Godfrey’s wife was going into Raveloe as she was determined to take revenge. She planned to show up at the Red House with her child and confront Godfrey. She’s was bitter and angry. Her real problem was her addiction to opium. It was late and snow was falling. Molly had the opium tucked away in her dress.
After she took it, she sat down under a hedge and fell asleep. Her little daughter woke up and saw a light in the distance. This very self-possessed toddler followed the light into Silas Marner’s warm cottage, where she tucked herself in front of the fire. When Silas entered, he just stood by the door in a trance, and when snapped out of it and turned back to the house, he saw a little pile of gold on the floor. He reached out to touch it, but it was not cold and hard but was warm and soft. It was the little girl’s hair. He was understandably stunned. The little girl who he mistook as a little pile of gold ‘started to cry. Silas hugged her and warmed some porridge and sugar. He pulled off her wet boots and realised that she must have walked in the snow. He goes to the door and follows her footsteps until he finds a human body sleeping in the snow.
A key symbolic difference between Dunstan’s visit and the little girl’s, however, is that Silas opens the door himself this time. Even though he opens the door only to peer out into the darkness after his lost gold, and though he is unaware that the girl actually enters, Silas’s act of standing at his open door contrasts markedly with his previous habits. Silas was once a man obsessed with isolation—closing his shutters, locking his doors, and viewing his customers as nothing more than a means to acquire more money. In opening his door, Silas symbolically opens himself up to the outside world from which he has lived apart for so long.
Q1. Describe the circumstances under which Silas’ “gold” was restored to him in the form of Eppie.
Ans. The appearance of the little girl on Silas’s hearth is one of the major intersections between the parallel narratives of Silas and the Cass family. It is one of the novel’s major turning points. Eppie’s appearance at once fills Silas’s sense of loss and steers his process of reentering the community. The fact that Silas first mistakes the little girl for his gold which was previously the central driving force of his life. Eppie’s appearance foreshadows the strength of the bond that Silas will soon forge with Raveloe.

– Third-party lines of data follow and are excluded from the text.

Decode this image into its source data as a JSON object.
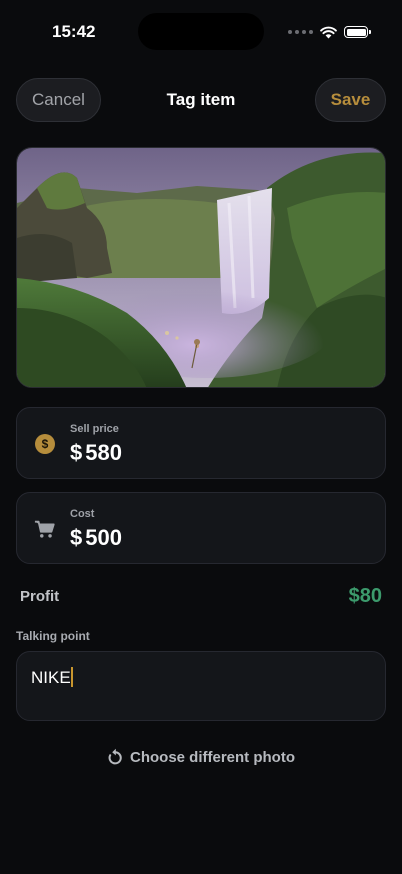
{
  "status_bar": {
    "time": "15:42"
  },
  "header": {
    "cancel_label": "Cancel",
    "title": "Tag item",
    "save_label": "Save"
  },
  "photo": {
    "icon": "photo-waterfall"
  },
  "sell_price": {
    "label": "Sell price",
    "currency": "$",
    "amount": "580",
    "icon": "dollar-coin-icon"
  },
  "cost": {
    "label": "Cost",
    "currency": "$",
    "amount": "500",
    "icon": "cart-icon"
  },
  "profit": {
    "label": "Profit",
    "value": "$80"
  },
  "talking_point": {
    "label": "Talking point",
    "value": "NIKE"
  },
  "choose_photo": {
    "label": "Choose different photo",
    "icon": "rotate-ccw-icon"
  },
  "colors": {
    "background": "#0a0b0d",
    "accent": "#b68d3c",
    "profit": "#3c9a6c",
    "card": "#14161a"
  }
}
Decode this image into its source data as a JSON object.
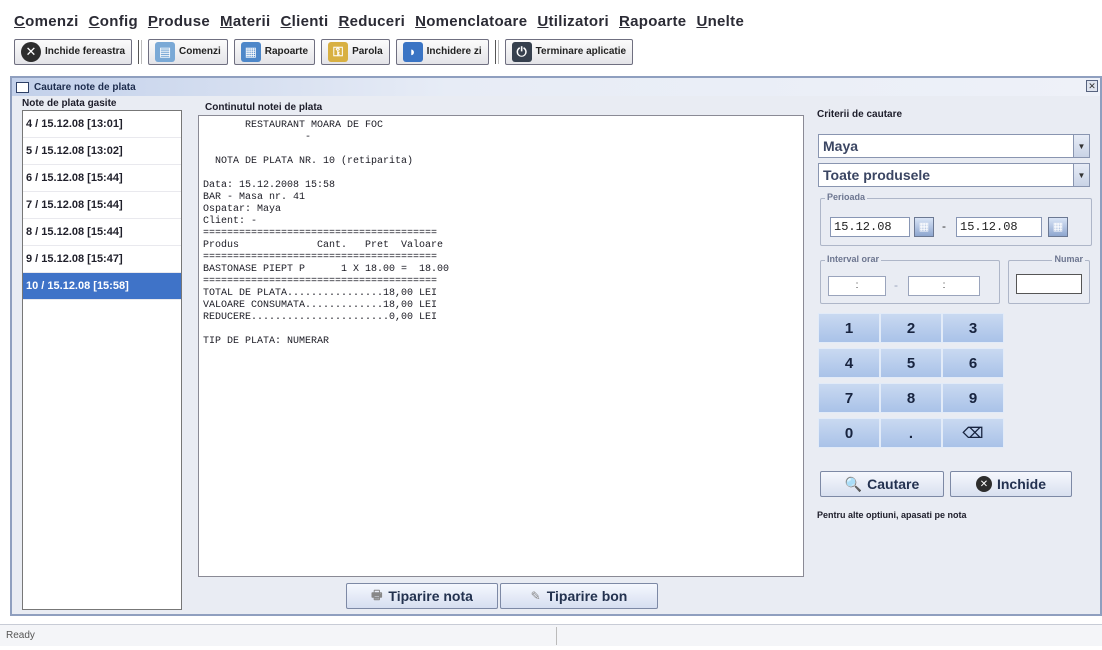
{
  "menu": [
    "Comenzi",
    "Config",
    "Produse",
    "Materii",
    "Clienti",
    "Reduceri",
    "Nomenclatoare",
    "Utilizatori",
    "Rapoarte",
    "Unelte"
  ],
  "toolbar": {
    "close_window": "Inchide fereastra",
    "orders": "Comenzi",
    "reports": "Rapoarte",
    "password": "Parola",
    "day_close": "Inchidere zi",
    "exit_app": "Terminare aplicatie"
  },
  "frame": {
    "title": "Cautare note de plata"
  },
  "list": {
    "header": "Note de plata gasite",
    "rows": [
      "4 / 15.12.08 [13:01]",
      "5 / 15.12.08 [13:02]",
      "6 / 15.12.08 [15:44]",
      "7 / 15.12.08 [15:44]",
      "8 / 15.12.08 [15:44]",
      "9 / 15.12.08 [15:47]",
      "10 / 15.12.08 [15:58]"
    ],
    "selected_index": 6
  },
  "content": {
    "header": "Continutul notei de plata",
    "receipt_lines": [
      "       RESTAURANT MOARA DE FOC",
      "                 -",
      "",
      "  NOTA DE PLATA NR. 10 (retiparita)",
      "",
      "Data: 15.12.2008 15:58",
      "BAR - Masa nr. 41",
      "Ospatar: Maya",
      "Client: -",
      "=======================================",
      "Produs             Cant.   Pret  Valoare",
      "=======================================",
      "BASTONASE PIEPT P      1 X 18.00 =  18.00",
      "=======================================",
      "TOTAL DE PLATA................18,00 LEI",
      "VALOARE CONSUMATA.............18,00 LEI",
      "REDUCERE.......................0,00 LEI",
      "",
      "TIP DE PLATA: NUMERAR"
    ],
    "print_note": "Tiparire nota",
    "print_receipt": "Tiparire bon"
  },
  "criteria": {
    "header": "Criterii de cautare",
    "waiter": "Maya",
    "products": "Toate produsele",
    "period_label": "Perioada",
    "date_from": "15.12.08",
    "date_to": "15.12.08",
    "date_sep": "-",
    "interval_label": "Interval orar",
    "time_from": ":",
    "time_to": ":",
    "time_sep": "-",
    "number_label": "Numar",
    "number_value": "",
    "keypad": [
      "1",
      "2",
      "3",
      "4",
      "5",
      "6",
      "7",
      "8",
      "9",
      "0",
      ".",
      "⌫"
    ],
    "search_button": "Cautare",
    "close_button": "Inchide",
    "hint": "Pentru alte optiuni, apasati pe nota"
  },
  "status": {
    "text": "Ready"
  }
}
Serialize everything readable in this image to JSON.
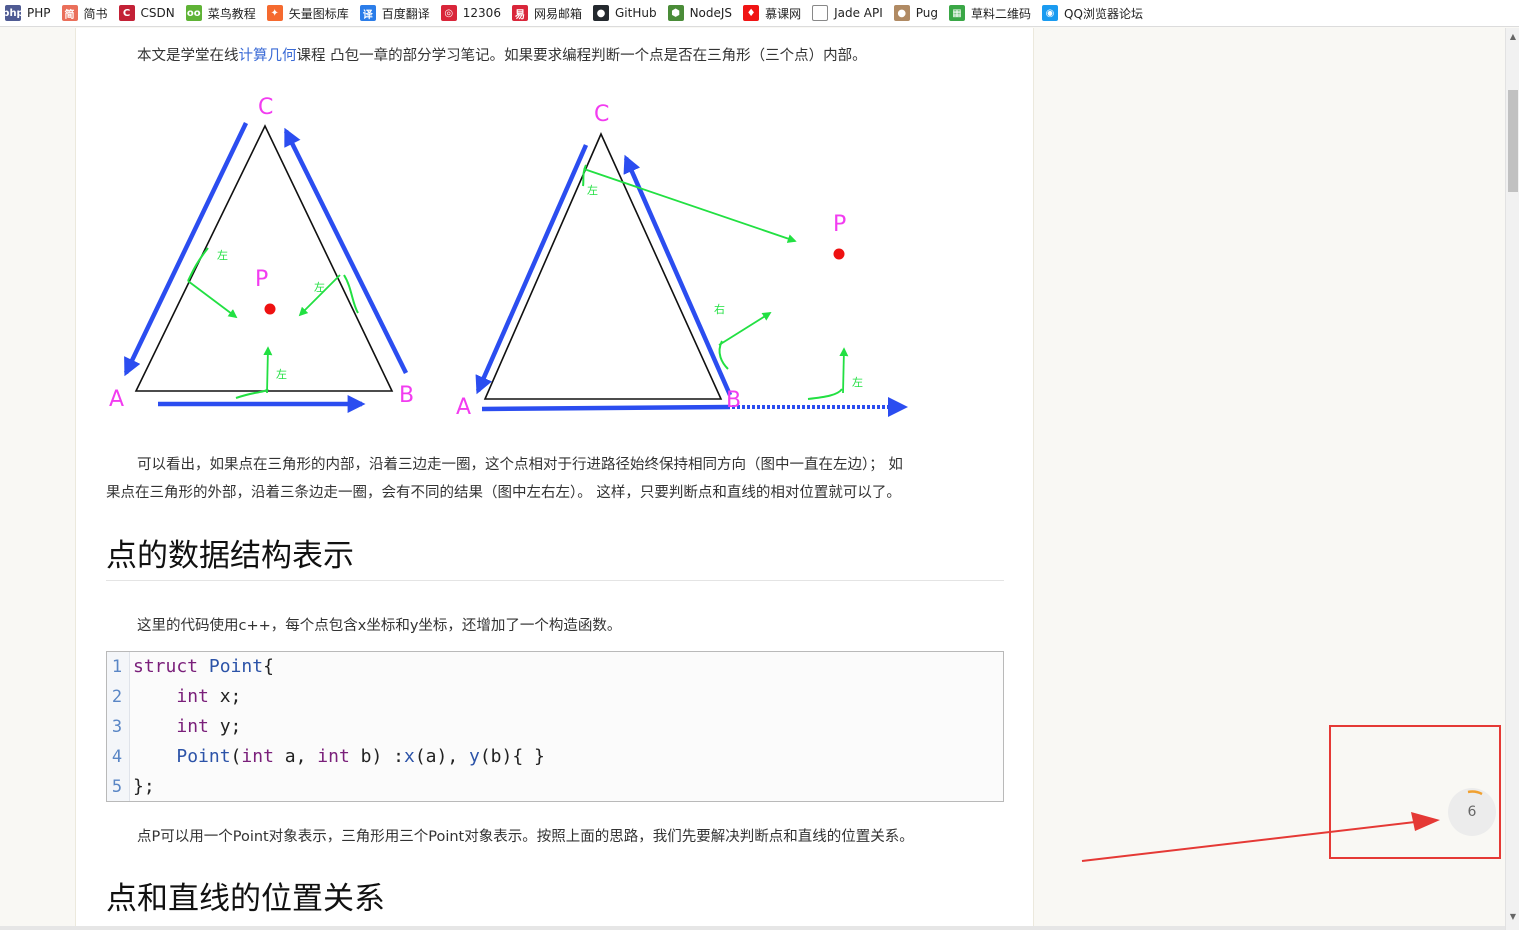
{
  "bookmarks": [
    {
      "label": "PHP",
      "icon": "php-icon",
      "color": "#4f5b93",
      "glyph": "php"
    },
    {
      "label": "简书",
      "icon": "jianshu-icon",
      "color": "#ea6f5a",
      "glyph": "简"
    },
    {
      "label": "CSDN",
      "icon": "csdn-icon",
      "color": "#c32136",
      "glyph": "C"
    },
    {
      "label": "菜鸟教程",
      "icon": "runoob-icon",
      "color": "#5fb336",
      "glyph": "oo"
    },
    {
      "label": "矢量图标库",
      "icon": "iconfont-icon",
      "color": "#f56a2f",
      "glyph": "✦"
    },
    {
      "label": "百度翻译",
      "icon": "baidu-translate-icon",
      "color": "#2b7de9",
      "glyph": "译"
    },
    {
      "label": "12306",
      "icon": "railway-12306-icon",
      "color": "#d9263a",
      "glyph": "◎"
    },
    {
      "label": "网易邮箱",
      "icon": "netease-mail-icon",
      "color": "#d9263a",
      "glyph": "易"
    },
    {
      "label": "GitHub",
      "icon": "github-icon",
      "color": "#24292e",
      "glyph": "●"
    },
    {
      "label": "NodeJS",
      "icon": "nodejs-icon",
      "color": "#4a8c38",
      "glyph": "⬢"
    },
    {
      "label": "慕课网",
      "icon": "imooc-icon",
      "color": "#f01414",
      "glyph": "♦"
    },
    {
      "label": "Jade API",
      "icon": "document-icon",
      "color": "#ffffff",
      "glyph": ""
    },
    {
      "label": "Pug",
      "icon": "pug-icon",
      "color": "#b08a63",
      "glyph": "●"
    },
    {
      "label": "草料二维码",
      "icon": "qrcode-icon",
      "color": "#3aa746",
      "glyph": "▦"
    },
    {
      "label": "QQ浏览器论坛",
      "icon": "qq-browser-icon",
      "color": "#1a9bf0",
      "glyph": "◉"
    }
  ],
  "article": {
    "intro_before_link": "本文是学堂在线",
    "intro_link": "计算几何",
    "intro_after_link": "课程 凸包一章的部分学习笔记。如果要求编程判断一个点是否在三角形（三个点）内部。",
    "figure": {
      "labels": {
        "a": "A",
        "b": "B",
        "c": "C",
        "p": "P"
      },
      "left_mark": "左",
      "right_mark": "右"
    },
    "para2_line1": "可以看出，如果点在三角形的内部，沿着三边走一圈，这个点相对于行进路径始终保持相同方向（图中一直在左边）； 如",
    "para2_line2": "果点在三角形的外部，沿着三条边走一圈，会有不同的结果（图中左右左）。 这样，只要判断点和直线的相对位置就可以了。",
    "heading1": "点的数据结构表示",
    "para3": "这里的代码使用c++，每个点包含x坐标和y坐标，还增加了一个构造函数。",
    "code_lines": [
      "1",
      "2",
      "3",
      "4",
      "5"
    ],
    "para4": "点P可以用一个Point对象表示，三角形用三个Point对象表示。按照上面的思路，我们先要解决判断点和直线的位置关系。",
    "heading2": "点和直线的位置关系"
  },
  "widget": {
    "count": "6"
  },
  "colors": {
    "link": "#3b6bd6",
    "annotation": "#e53935",
    "figure_arrow": "#2b4df0",
    "figure_mark": "#22e042",
    "figure_label": "#f23cf0",
    "point": "#ee1111"
  }
}
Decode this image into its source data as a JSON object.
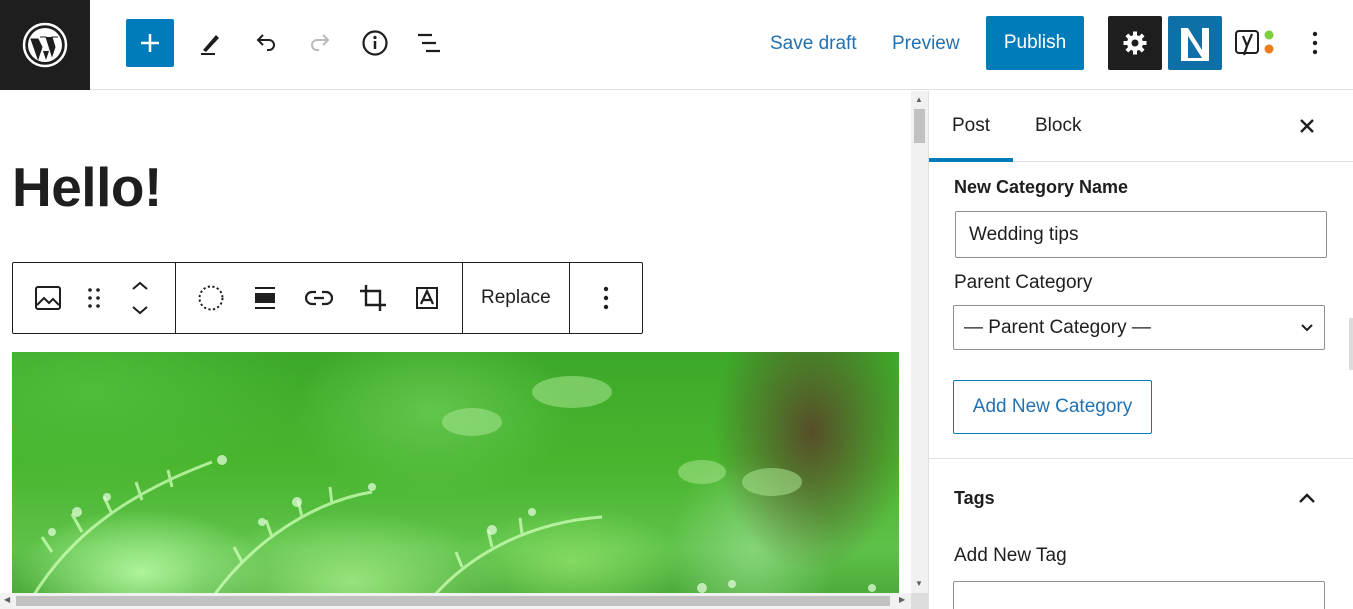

Eppie was sleeping in her mother’s arms and had woken up to’ see a light in the distance. This very self-possessed toddler followed the light into Silas Marner’s warm cottage, where she tucked herself in front of the fire. Silas first mistook her for a pile of gold. When Eppie cried, Silas hugged her and warmed some porridge and sugar. He pulled off her wet boots. Silas just had “old impressions of awe at the presentiment of some Power presiding over his life”